I suppose I can say this: I started a new full-time job last week Wednesday.
I waited to apply for jobs until we knew we had permanent residency, and this job was the first job I applied for. It took a couple months for the process to start, but when it did it went fast. I was contacted for an interview on a Tuesday, interviewed on a Thursday, was offered the job the following Wednesday, and started a week later. So last Wednesday, I was up at 6am, at the train by 7:20, and getting a cup of coffee at the cafe next door to my new building by 8:30. It’s been a blur of orientations, accessing new systems, getting id, learning names, and taking in new information. I alternate between knowing exactly what people are talking about and having absolutely no clue. It’s interesting and challenging work. And it doesn’t involve teaching my own classes, which is strange. It’s been a long time since I’ve had a job that didn’t involve grading and prepping. I’d tell you more about the job, but the details are too overwhelming for me to talk about even now.
Perhaps the strangest thing I’m acclimating to is the commute. I’ve always liked public transport; I have fond memories of riding the bus with my friends and colleagues at MSU or exploring the city using the NYC subways and buses, but it wasn’t something I did in Iowa. There I drove to work every day. I hated those early mornings in the winter battling snow and ice and fog to get to school – especially when I was driving out to Dunkerton on county roads.
My current winter commute is nothing like that. I may stand on the chilly platform early in the morning wearing a fleece jacket, but when my train arrives I get to find a seat and open a book or take out some grading to do for my online classes or get out my phone to text Kayla or FBChat with Trudy. I ride the train to Roma Street, walk from platform 10 to platform 2, and catch my bus to UQ. When I get to UQ, I walk by two small lakes, past gardens filled with native grasses and trees, watch out for bush turkeys, and make my way to my building.
One of the mannerisms that I find both fascinating and completely adorable is the way people exiting the bus call a “thank you” to the bus driver. It’s not something I recall happening when I took the bus to MSU for all those years, but here it’s normal and expected. I’ll admit that I haven’t done it yet (partly because I exit at the middle of a really long bus), but one of these days I’m going to shout my own thank you to the driver for getting me to work on time.
Last night as I was packing my lunch and getting my clothes and bag organised for the morning, I realised that normally I would have been thinking about which beach we would be visiting the next day.
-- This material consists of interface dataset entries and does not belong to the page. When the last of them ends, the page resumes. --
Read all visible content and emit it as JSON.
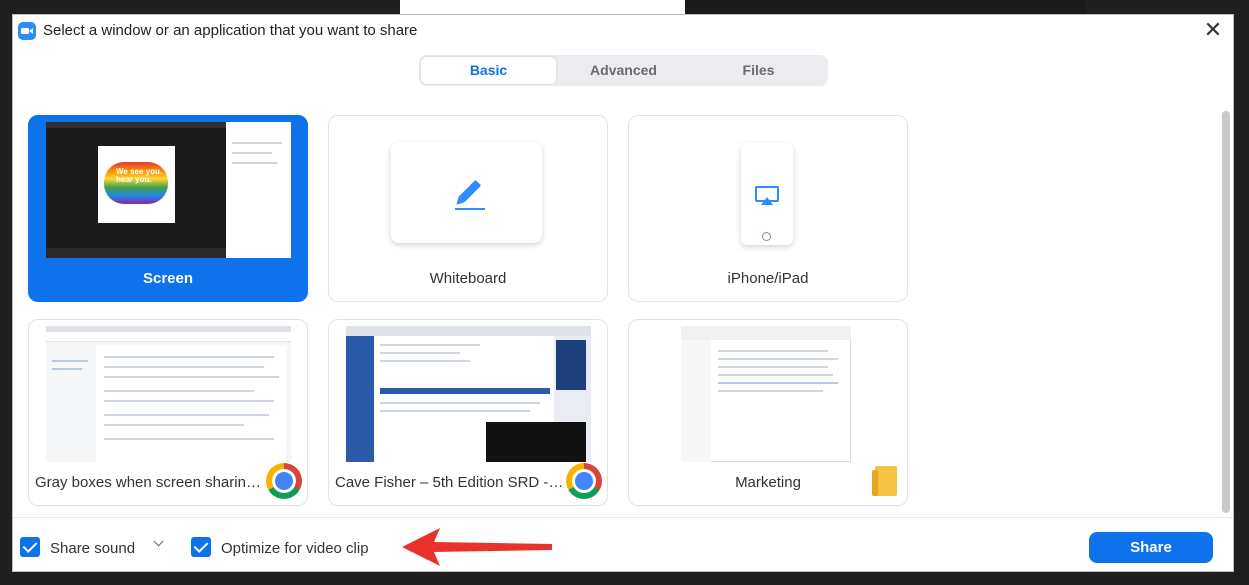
{
  "window": {
    "title": "Select a window or an application that you want to share",
    "close_glyph": "✕"
  },
  "tabs": [
    {
      "label": "Basic",
      "active": true
    },
    {
      "label": "Advanced",
      "active": false
    },
    {
      "label": "Files",
      "active": false
    }
  ],
  "cards": [
    {
      "label": "Screen",
      "selected": true,
      "icon": "screen-thumbnail"
    },
    {
      "label": "Whiteboard",
      "selected": false,
      "icon": "pencil-icon"
    },
    {
      "label": "iPhone/iPad",
      "selected": false,
      "icon": "airplay-icon"
    },
    {
      "label": "Gray boxes when screen sharing i...",
      "selected": false,
      "icon": "chrome-icon"
    },
    {
      "label": "Cave Fisher – 5th Edition SRD - G...",
      "selected": false,
      "icon": "chrome-icon"
    },
    {
      "label": "Marketing",
      "selected": false,
      "icon": "folder-icon"
    }
  ],
  "screen_thumb": {
    "art_text": "We see you. hear you."
  },
  "footer": {
    "share_sound_label": "Share sound",
    "optimize_label": "Optimize for video clip",
    "share_button": "Share"
  },
  "colors": {
    "accent": "#0e72ed",
    "annotation_arrow": "#e8332c"
  }
}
While I’m definitely going to miss the freedom I had for the past year, I’m happy that 364 days after I arrived in a brand new country, I was able to start a job that is letting me explore a whole new part of my home down under.